Are we up and coming yet?

I see that to be "up and coming," your blog has to receive between 50-100 hits a day. While I'm pretty sure I haven't gotten more than a total of 100 hits ever, our class blog may be hitting that mark, especially during the halcyon days of fighting with other blogs, when the comments were flying fast and furious.

I wonder if we're part of a newish genre of working class blog, that is a blog that exists to transfer a specific set of information to a set group of people. Our blog isn't designed to inform the general public or opine on current events -- it's a blog for a class, whose visitors (at least in concept) visit to perform a function (learn what we need to do).

But I digress...I think, as discussed by Clay Shirky, that there IS an A-list of blogs. To a certain extent, so what? Unlike a traditional marketplace, supply has little to do with demand. While many bloggers may try to garner influence, if they fail, it doesn't matter. It doesn't cost anything to maintain a blog, and a successful blog really doesn't yield any money. If I want to maintain a blog for no one other than myself, it really doesn't matter. It doesn't cost me anything. Unlike just about any other marketplace, I can't get pushed out -- at least not yet. Maybe someday it will cost money to do "this," it doesn't yet. I can therefore keep doing this as long as I want.

Tuesday, November 01, 2005

Back from Utopia

I just spent some time cruising around Wikipedia and Flu Wiki. While I tend to get very cynical when I read the political stuff, I'm feeling a little verklempt about the wiki stuff. It's seems like a world motivated by mostly "pure" intentions. When I consider the time and energy it takes to maintain a site like that, and to think that people do it for no other reason than a desire to pass along info...well, I am moved.

Look at Flu Wiki. From what I can see, its purpose is to inform and motivate. While motivating is "political" in some sense, the whole import of the wiki sites is different than other sites (are these blogs??), especially when they are contrasted with the Salon-type stuff.

I'm going to challenge myself, however, to suspend my cynicism and disbelief as I look through Salon and the other blogs this week. (Per Brett, is Salon not a blog?
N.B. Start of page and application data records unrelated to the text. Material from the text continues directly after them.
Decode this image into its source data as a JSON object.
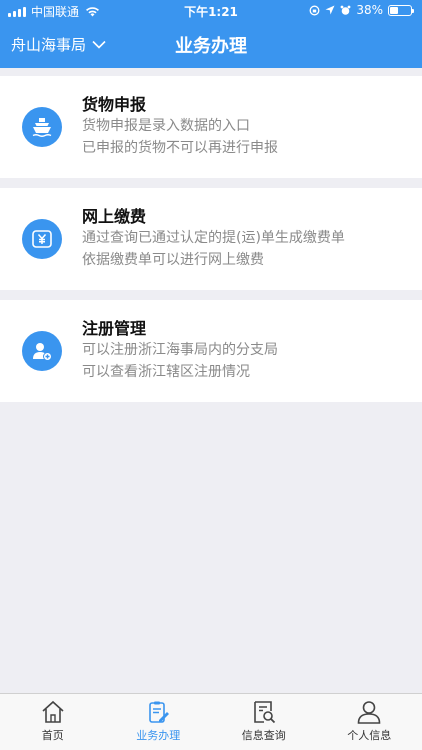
{
  "status_bar": {
    "carrier": "中国联通",
    "time": "下午1:21",
    "battery_percent": "38%",
    "battery_level": 0.38
  },
  "nav": {
    "location": "舟山海事局",
    "title": "业务办理"
  },
  "services": [
    {
      "title": "货物申报",
      "desc_line1": "货物申报是录入数据的入口",
      "desc_line2": "已申报的货物不可以再进行申报",
      "icon": "ship-icon"
    },
    {
      "title": "网上缴费",
      "desc_line1": "通过查询已通过认定的提(运)单生成缴费单",
      "desc_line2": "依据缴费单可以进行网上缴费",
      "icon": "yuan-icon"
    },
    {
      "title": "注册管理",
      "desc_line1": "可以注册浙江海事局内的分支局",
      "desc_line2": "可以查看浙江辖区注册情况",
      "icon": "user-add-icon"
    }
  ],
  "tabs": [
    {
      "label": "首页",
      "icon": "home-icon"
    },
    {
      "label": "业务办理",
      "icon": "clipboard-edit-icon",
      "active": true
    },
    {
      "label": "信息查询",
      "icon": "document-search-icon"
    },
    {
      "label": "个人信息",
      "icon": "person-icon"
    }
  ],
  "colors": {
    "accent": "#3a95ef",
    "background": "#eeeef3",
    "desc_text": "#8a8a8a"
  }
}
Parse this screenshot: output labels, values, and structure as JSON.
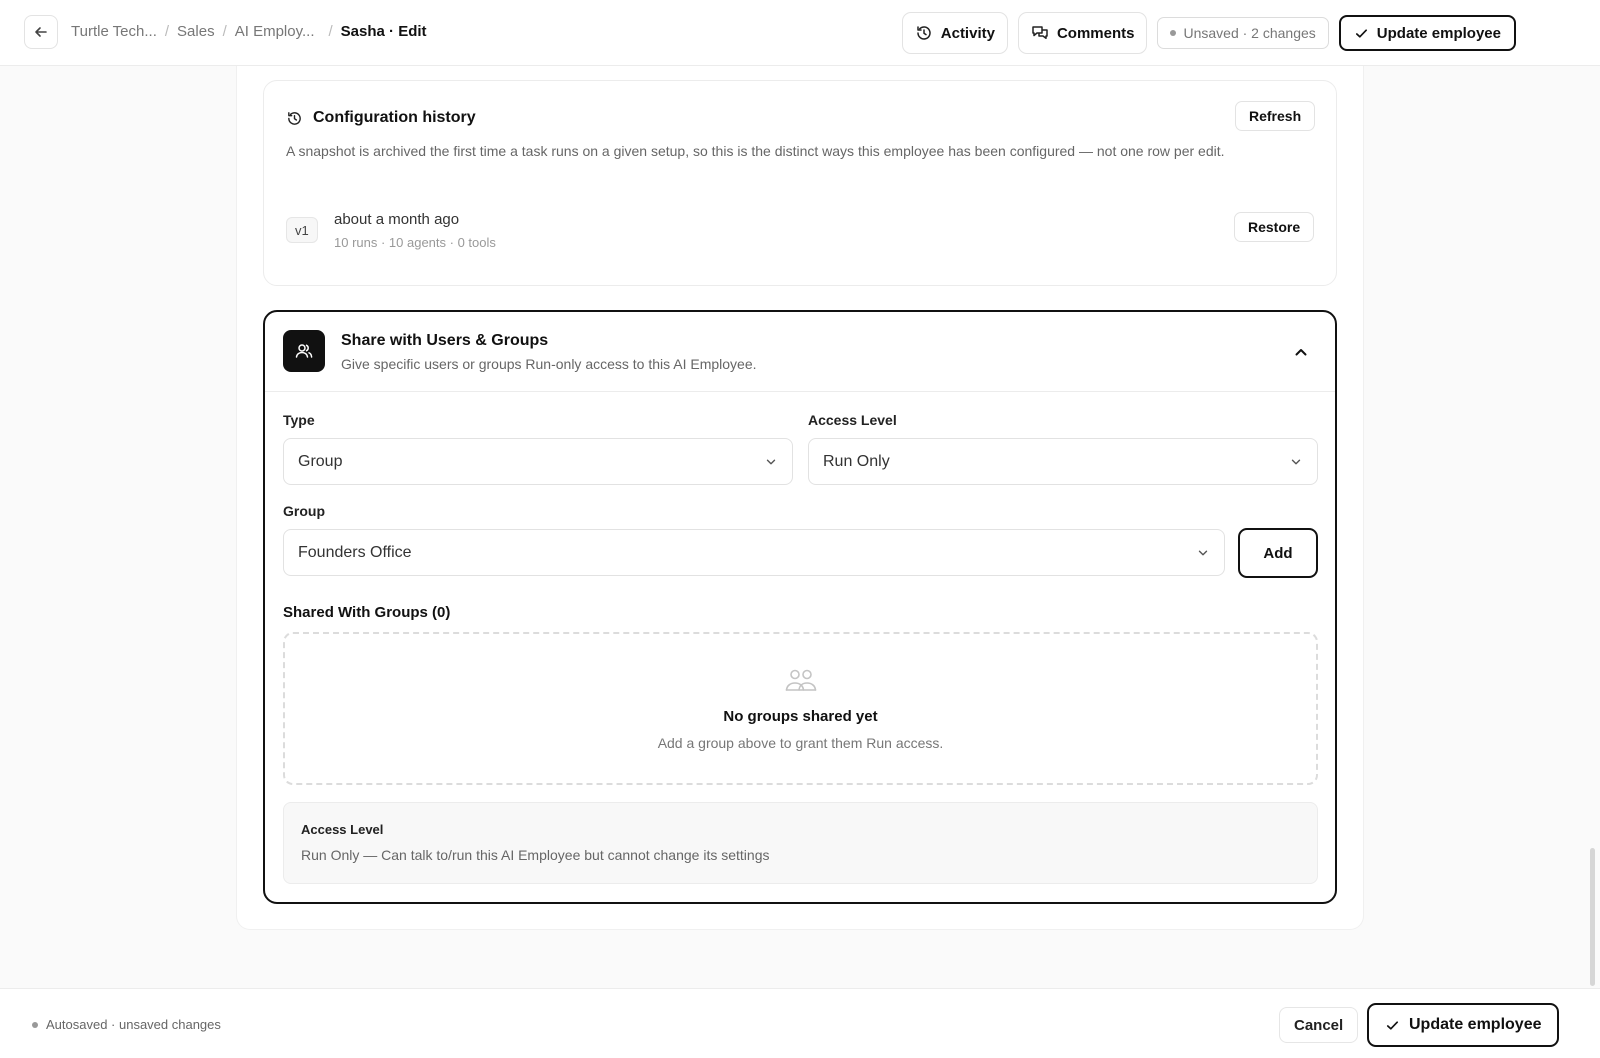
{
  "header": {
    "breadcrumbs": [
      "Turtle Tech...",
      "Sales",
      "AI Employ...",
      "Sasha · Edit"
    ],
    "activity_label": "Activity",
    "comments_label": "Comments",
    "status_label": "Unsaved · 2 changes",
    "update_label": "Update employee"
  },
  "history": {
    "title": "Configuration history",
    "refresh_label": "Refresh",
    "description": "A snapshot is archived the first time a task runs on a given setup, so this is the distinct ways this employee has been configured — not one row per edit.",
    "versions": [
      {
        "badge": "v1",
        "time": "about a month ago",
        "meta": "10 runs · 10 agents · 0 tools",
        "restore_label": "Restore"
      }
    ]
  },
  "share": {
    "title": "Share with Users & Groups",
    "subtitle": "Give specific users or groups Run-only access to this AI Employee.",
    "type_label": "Type",
    "type_value": "Group",
    "access_label": "Access Level",
    "access_value": "Run Only",
    "group_label": "Group",
    "group_value": "Founders Office",
    "add_label": "Add",
    "shared_label": "Shared With Groups (0)",
    "empty_title": "No groups shared yet",
    "empty_sub": "Add a group above to grant them Run access.",
    "info_title": "Access Level",
    "info_text": "Run Only — Can talk to/run this AI Employee but cannot change its settings"
  },
  "footer": {
    "autosave_label": "Autosaved · unsaved changes",
    "cancel_label": "Cancel",
    "update_label": "Update employee"
  }
}
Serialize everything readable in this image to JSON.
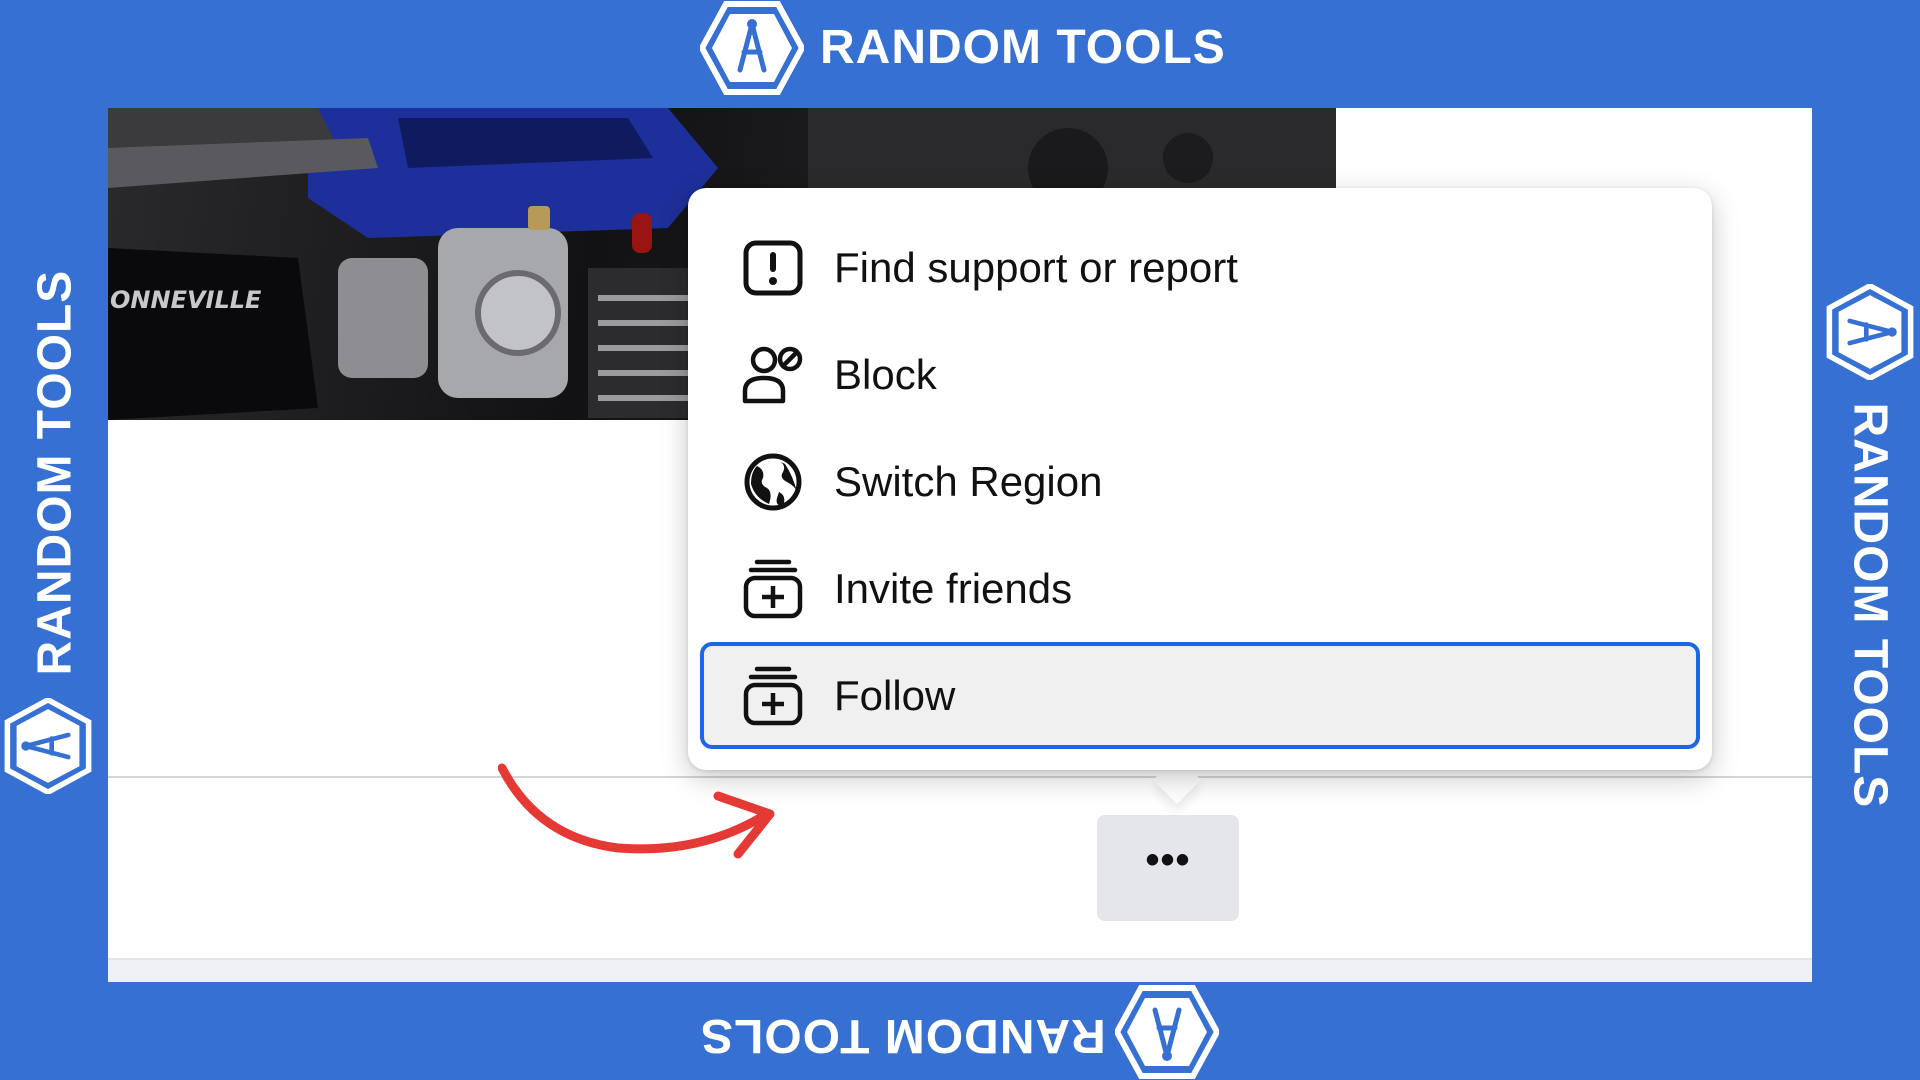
{
  "brand": {
    "name": "RANDOM TOOLS",
    "color": "#3570d2"
  },
  "menu": {
    "items": [
      {
        "label": "Find support or report",
        "icon": "report-icon"
      },
      {
        "label": "Block",
        "icon": "block-user-icon"
      },
      {
        "label": "Switch Region",
        "icon": "globe-icon"
      },
      {
        "label": "Invite friends",
        "icon": "invite-icon"
      },
      {
        "label": "Follow",
        "icon": "follow-icon",
        "highlighted": true
      }
    ],
    "highlight_color": "#1b67e6"
  },
  "more_button": {
    "label": "•••"
  },
  "cover": {
    "overlay_text": "ONNEVILLE"
  },
  "annotation": {
    "arrow_color": "#e53935"
  }
}
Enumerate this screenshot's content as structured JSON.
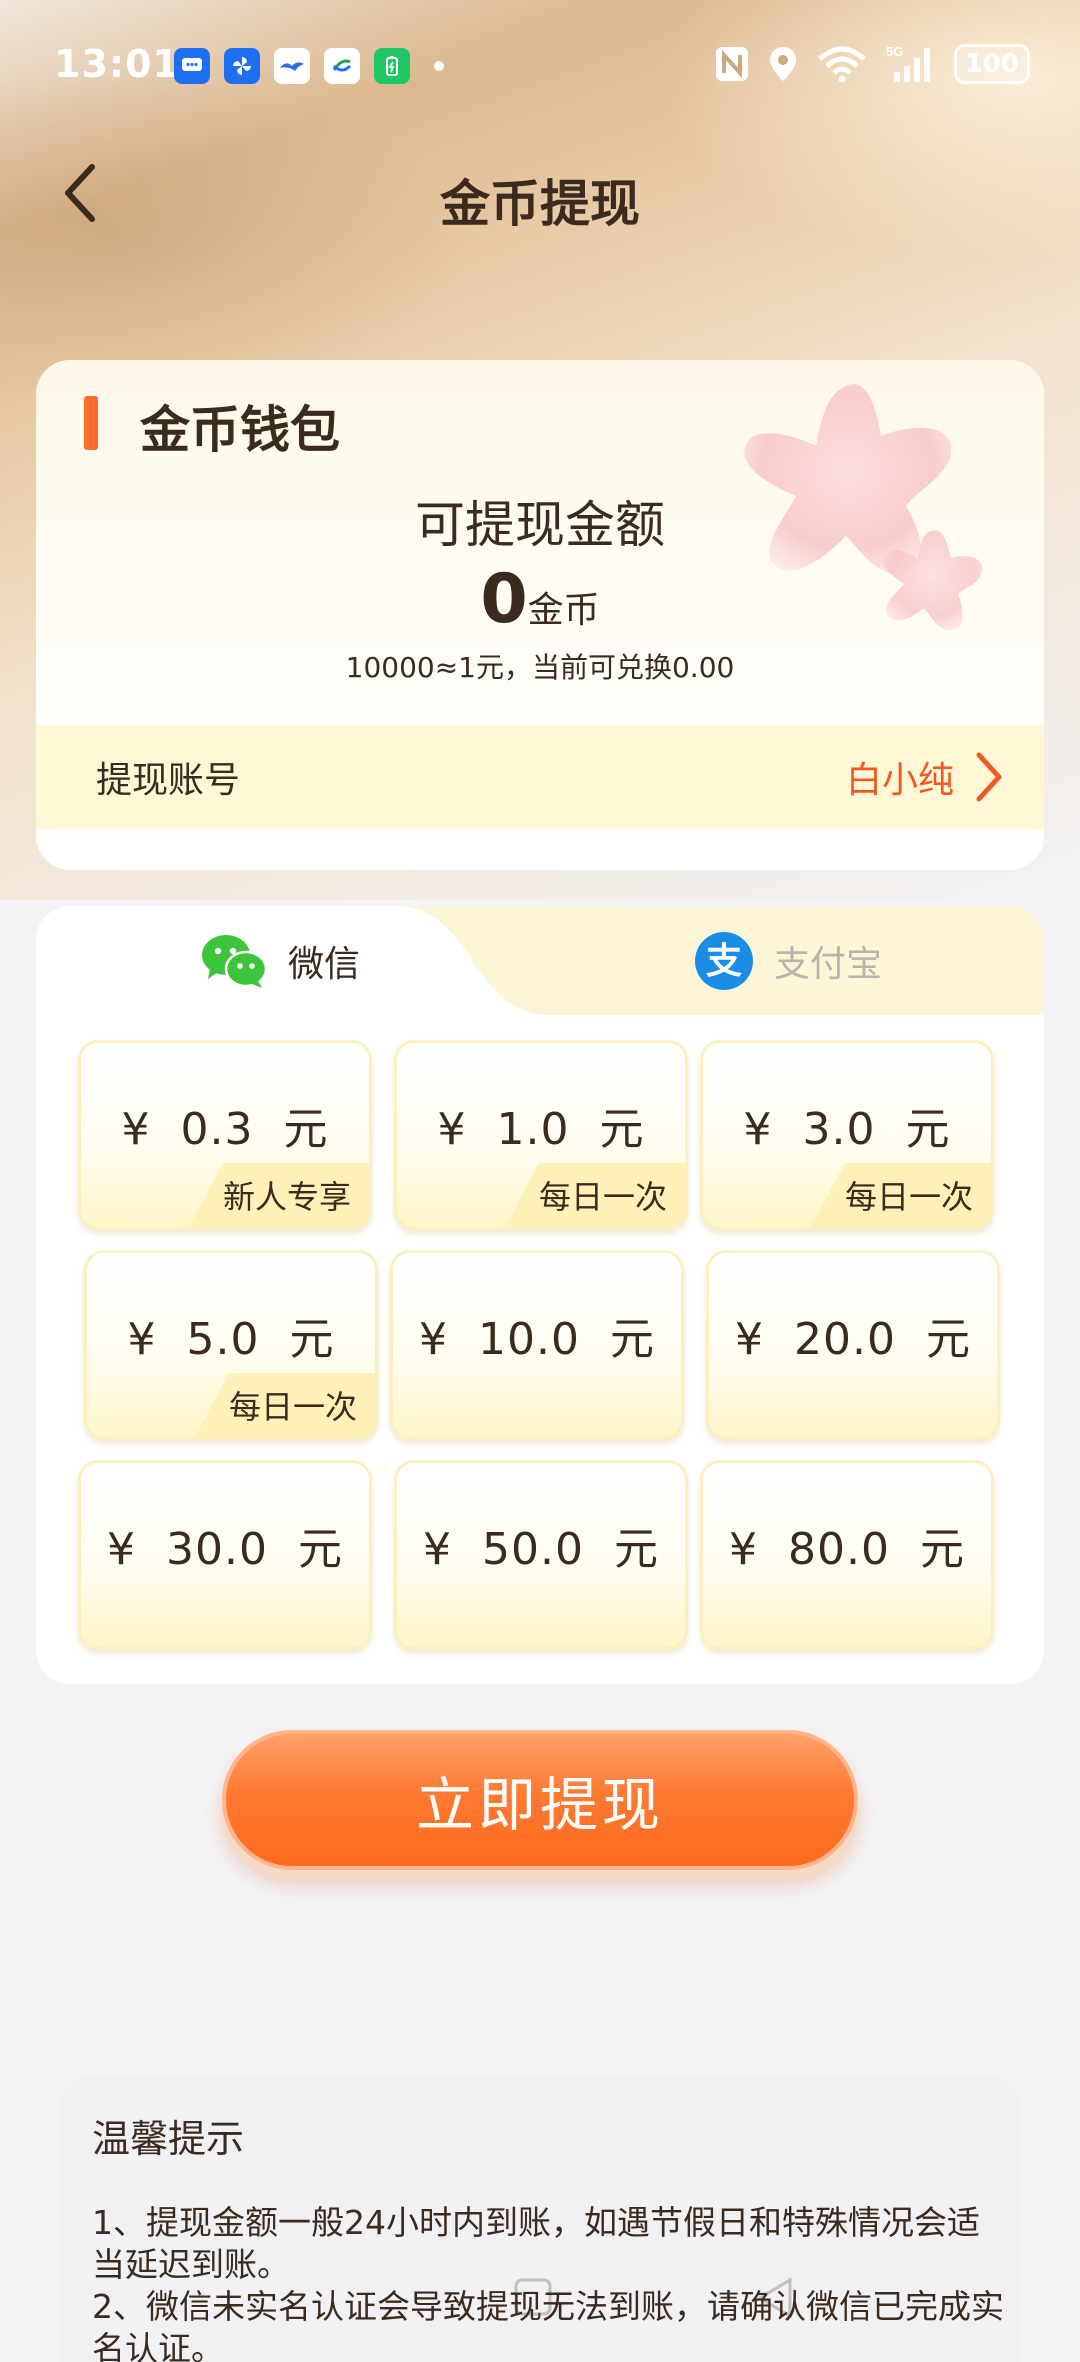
{
  "status_bar": {
    "time": "13:01",
    "notifications": [
      {
        "icon": "message-app-icon",
        "color": "#1f6ff2"
      },
      {
        "icon": "pinwheel-app-icon",
        "color": "#1f6ff2"
      },
      {
        "icon": "bird-app-icon",
        "color": "#2e6be6"
      },
      {
        "icon": "china-mobile-icon",
        "color": "#ffffff"
      },
      {
        "icon": "battery-saver-icon",
        "color": "#1fc764"
      }
    ],
    "system_icons": [
      "nfc-icon",
      "location-icon",
      "wifi-icon",
      "signal-5g-icon"
    ],
    "battery": "100"
  },
  "header": {
    "title": "金币提现"
  },
  "wallet": {
    "title": "金币钱包",
    "withdrawable_label": "可提现金额",
    "coins": "0",
    "coins_unit": "金币",
    "rate_text": "10000≈1元，当前可兑换0.00",
    "account_label": "提现账号",
    "account_name": "白小纯"
  },
  "methods": {
    "tabs": [
      {
        "label": "微信",
        "active": true
      },
      {
        "label": "支付宝",
        "active": false
      }
    ],
    "amounts": [
      {
        "value": "¥  0.3  元",
        "tag": "新人专享"
      },
      {
        "value": "¥  1.0  元",
        "tag": "每日一次"
      },
      {
        "value": "¥  3.0  元",
        "tag": "每日一次"
      },
      {
        "value": "¥  5.0  元",
        "tag": "每日一次"
      },
      {
        "value": "¥  10.0  元",
        "tag": ""
      },
      {
        "value": "¥  20.0  元",
        "tag": ""
      },
      {
        "value": "¥  30.0  元",
        "tag": ""
      },
      {
        "value": "¥  50.0  元",
        "tag": ""
      },
      {
        "value": "¥  80.0  元",
        "tag": ""
      }
    ]
  },
  "withdraw_button": "立即提现",
  "tips": {
    "title": "温馨提示",
    "items": [
      "1、提现金额一般24小时内到账，如遇节假日和特殊情况会适当延迟到账。",
      "2、微信未实名认证会导致提现无法到账，请确认微信已完成实名认证。"
    ]
  },
  "colors": {
    "accent": "#ff6b2c",
    "account_name": "#f05a22",
    "tag_bg": "#fff1b8"
  }
}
There does seem to be some bloggin' goin' on). Maybe my prejudices are preventing me from seeing how useful blogs can be. After all, they are everywhere, so they must be accomplishing something more than the dissemination of gossip and the creation of interest for interest's sake, right?